And, as we all immerse ourselves in the “Age of Communication,” where tweets, texts and sound bites allow most to share every morsel of their hearts and every aspect of their days, it becomes increasingly clear that we must proactively find ways to assess how those with autism, who often cannot communicate in the same way, are experiencing the world.

At Anderson Center for Autism, we turn to a unique, evidence-based tool called the San Martin Scale in order to assess quality of life. The scale allows us to gain a solid understanding of how each individual is experiencing the world in context of eight domains:

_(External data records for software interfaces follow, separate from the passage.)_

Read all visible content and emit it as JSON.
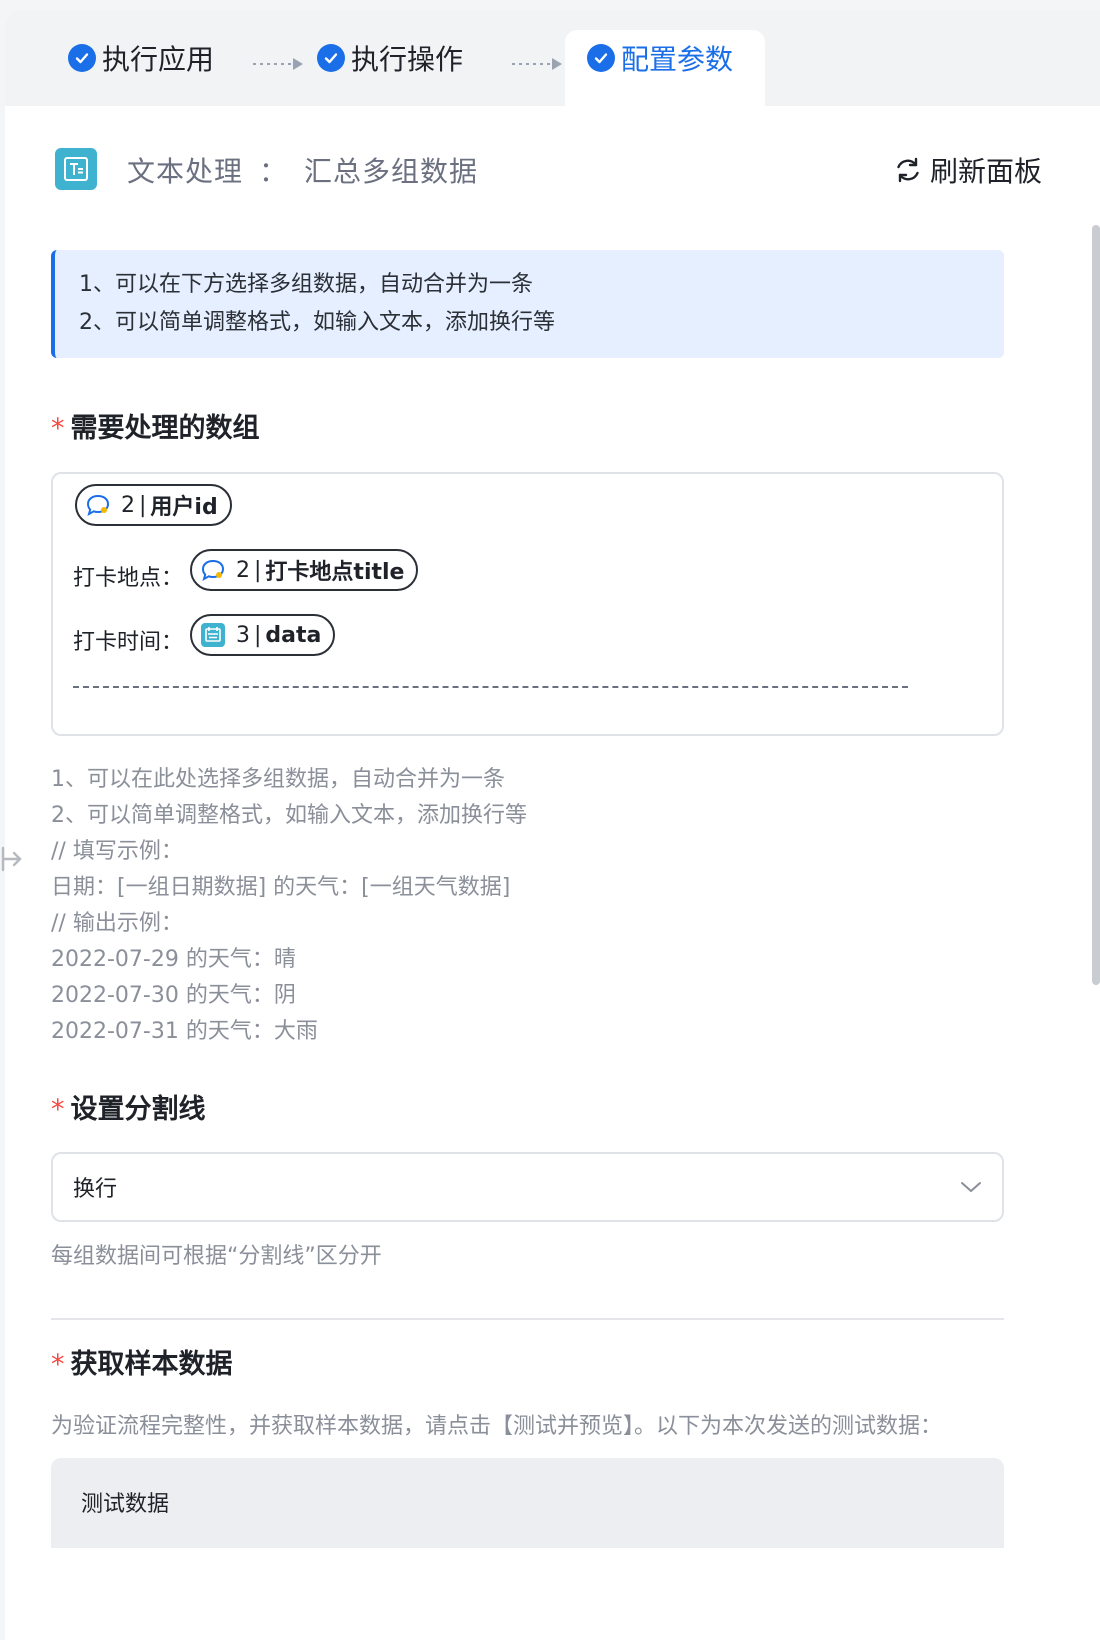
{
  "steps": [
    {
      "label": "执行应用"
    },
    {
      "label": "执行操作"
    },
    {
      "label": "配置参数"
    }
  ],
  "header": {
    "app_name": "文本处理",
    "separator": "：",
    "action_name": "汇总多组数据",
    "refresh_label": "刷新面板"
  },
  "info": {
    "lines": [
      "1、可以在下方选择多组数据，自动合并为一条",
      "2、可以简单调整格式，如输入文本，添加换行等"
    ]
  },
  "array_field": {
    "label": "需要处理的数组",
    "required_mark": "*",
    "chips": [
      {
        "num": "2",
        "sep": "|",
        "name": "用户id",
        "icon": "chat-bubble-icon"
      },
      {
        "num": "2",
        "sep": "|",
        "name": "打卡地点title",
        "icon": "chat-bubble-icon"
      },
      {
        "num": "3",
        "sep": "|",
        "name": "data",
        "icon": "calendar-icon"
      }
    ],
    "line_labels": [
      "打卡地点：",
      "打卡时间："
    ],
    "help_lines": [
      "1、可以在此处选择多组数据，自动合并为一条",
      "2、可以简单调整格式，如输入文本，添加换行等",
      "// 填写示例：",
      "日期：[一组日期数据] 的天气：[一组天气数据]",
      "// 输出示例：",
      "2022-07-29 的天气：晴",
      "2022-07-30 的天气：阴",
      "2022-07-31 的天气：大雨"
    ]
  },
  "separator_field": {
    "label": "设置分割线",
    "required_mark": "*",
    "value": "换行",
    "hint": "每组数据间可根据“分割线”区分开"
  },
  "sample_field": {
    "label": "获取样本数据",
    "required_mark": "*",
    "hint": "为验证流程完整性，并获取样本数据，请点击【测试并预览】。以下为本次发送的测试数据：",
    "test_box_label": "测试数据"
  },
  "colors": {
    "accent": "#1a6fe8",
    "required": "#f54a45",
    "app_icon": "#3fb2cf"
  }
}
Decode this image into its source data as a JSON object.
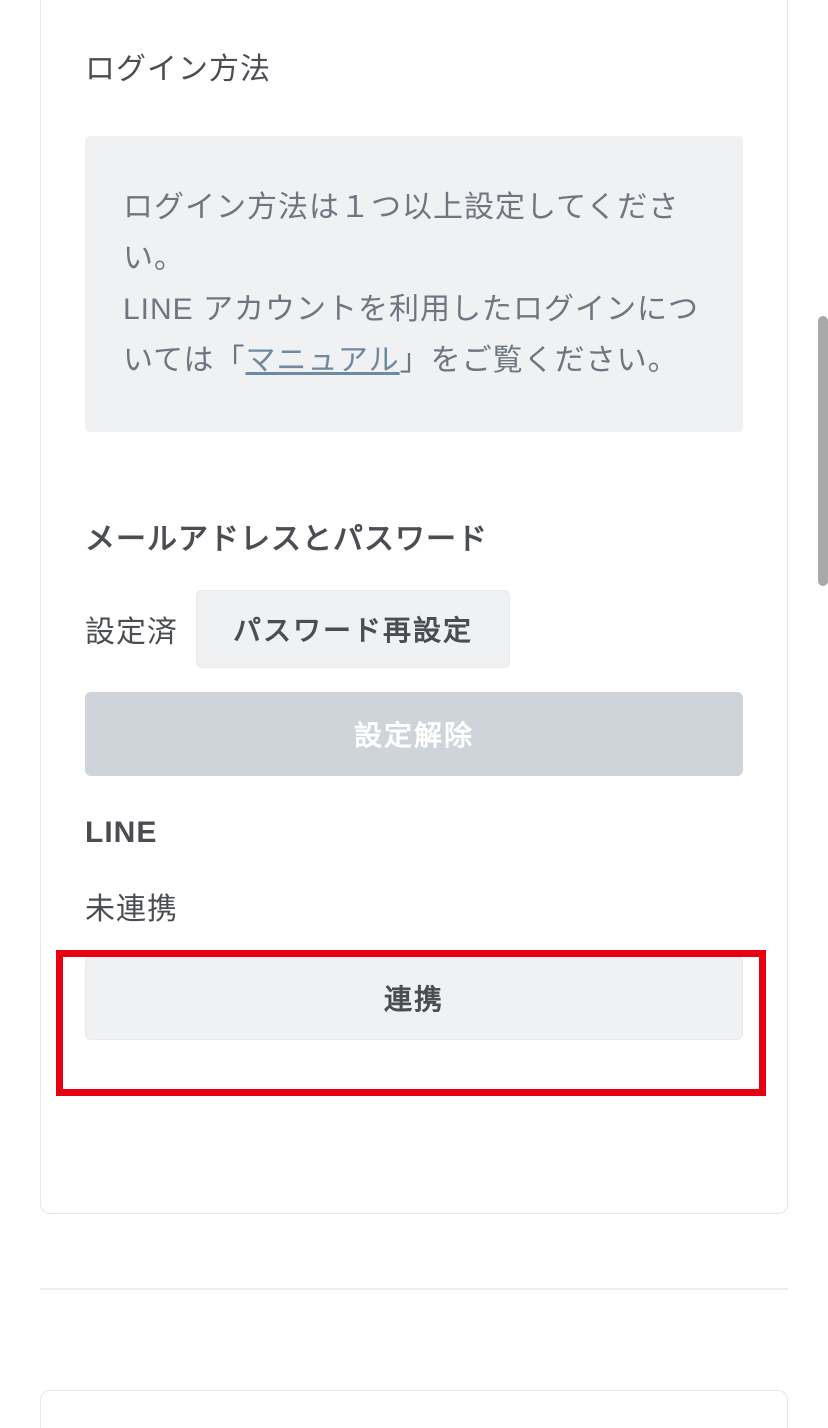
{
  "login": {
    "title": "ログイン方法",
    "info_prefix": "ログイン方法は１つ以上設定してください。\nLINE アカウントを利用したログインについては「",
    "info_link": "マニュアル",
    "info_suffix": "」をご覧ください。"
  },
  "email": {
    "heading": "メールアドレスとパスワード",
    "status": "設定済",
    "reset_label": "パスワード再設定",
    "clear_label": "設定解除"
  },
  "line": {
    "heading": "LINE",
    "status": "未連携",
    "link_label": "連携"
  }
}
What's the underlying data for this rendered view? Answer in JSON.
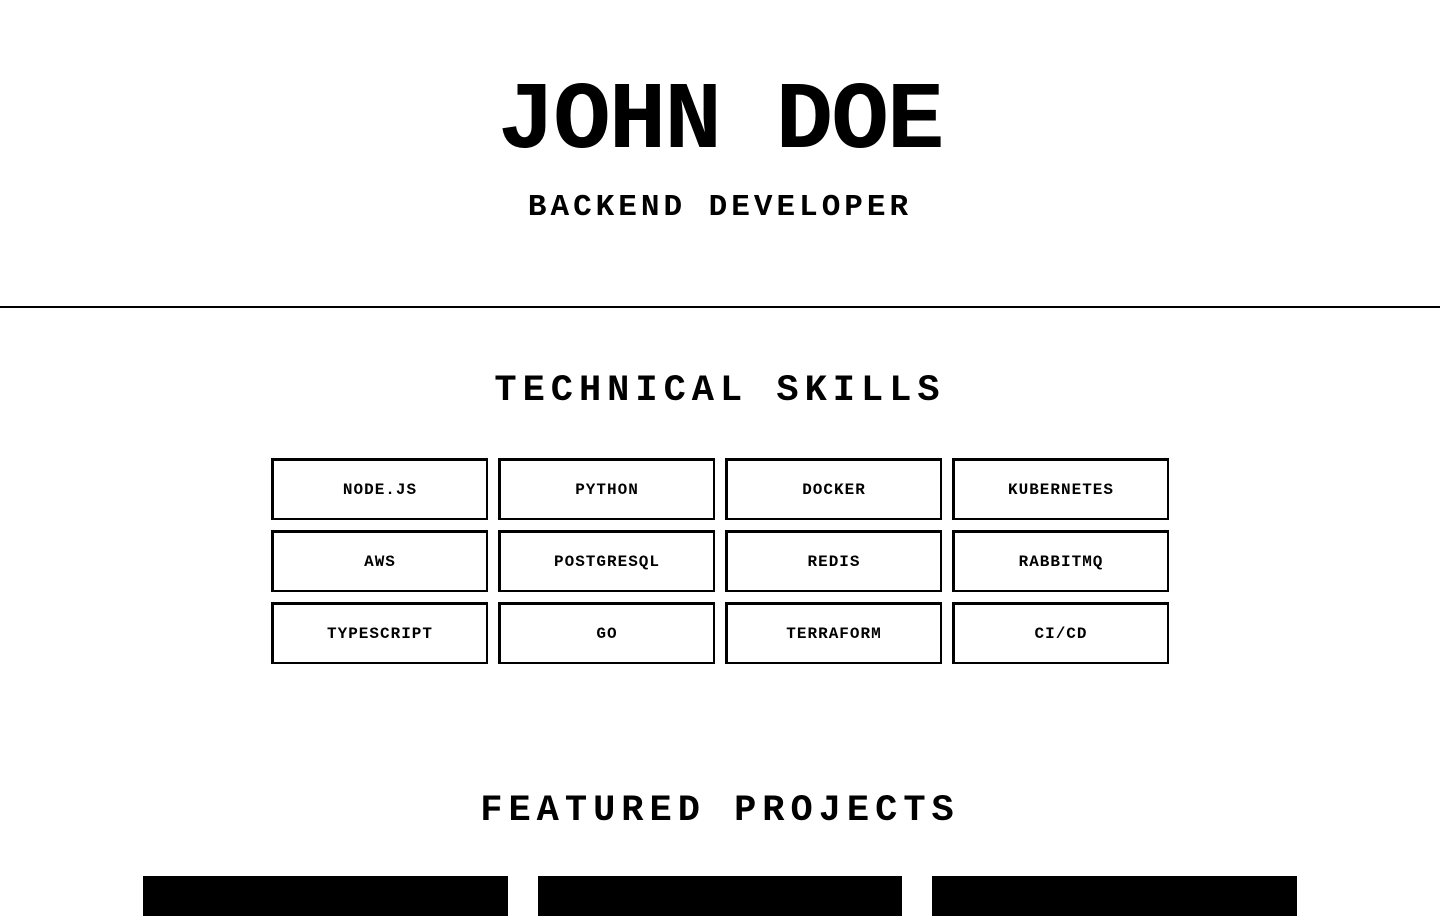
{
  "header": {
    "name": "JOHN DOE",
    "role": "BACKEND DEVELOPER"
  },
  "skills": {
    "title": "TECHNICAL SKILLS",
    "items": [
      "NODE.JS",
      "PYTHON",
      "DOCKER",
      "KUBERNETES",
      "AWS",
      "POSTGRESQL",
      "REDIS",
      "RABBITMQ",
      "TYPESCRIPT",
      "GO",
      "TERRAFORM",
      "CI/CD"
    ]
  },
  "projects": {
    "title": "FEATURED PROJECTS"
  }
}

  • Self-Determination: encouraging personal choice and involvement in decision-making and self-expression
  • Emotional Well-Being: understanding observable behaviors and forms of expression, and taking measures to provide stable and supportive environments and interactions
  • Physical Well-Being: helping to provide and manage adequate diet, hygiene, physical activity and health-related support
  • Material Well-Being: providing a sense of personal physical space, a comfortable communication system, and a well-adapted environment
  • Rights: displaying ethics, respect, discretion and privacy
  • Personal Development: providing opportunities for enrichment, demonstration of new skills and stimulation in varied areas
  • Social Inclusion: providing opportunities to visit other environments, enjoyment of inclusive environments and events, and participation outside normal program perimeters
  • Interpersonal Relations: utilizing best practices in communicating information, encouraging opportunities for personal interactions, celebrating events of personal importance and providing understanding on an individual level

Just as some of those tweets and sound bites on social media allow neurotypical people to highlight a hope, dream or current reality, the San Martin Scale showcases what is going well for people with autism, and what needs more attention. For those who don’t have the privilege of being able to readily express themselves, this is truly a gift.

For more information on Anderson Center for Autism and the San Martin Scale, visit andersoncenterforautism.org.

Patrick Paul is the CEO/Executive Director of Anderson Center for Autism in Staatsburg, whose organizational mission is to “optimize the quality of life for people with autism.”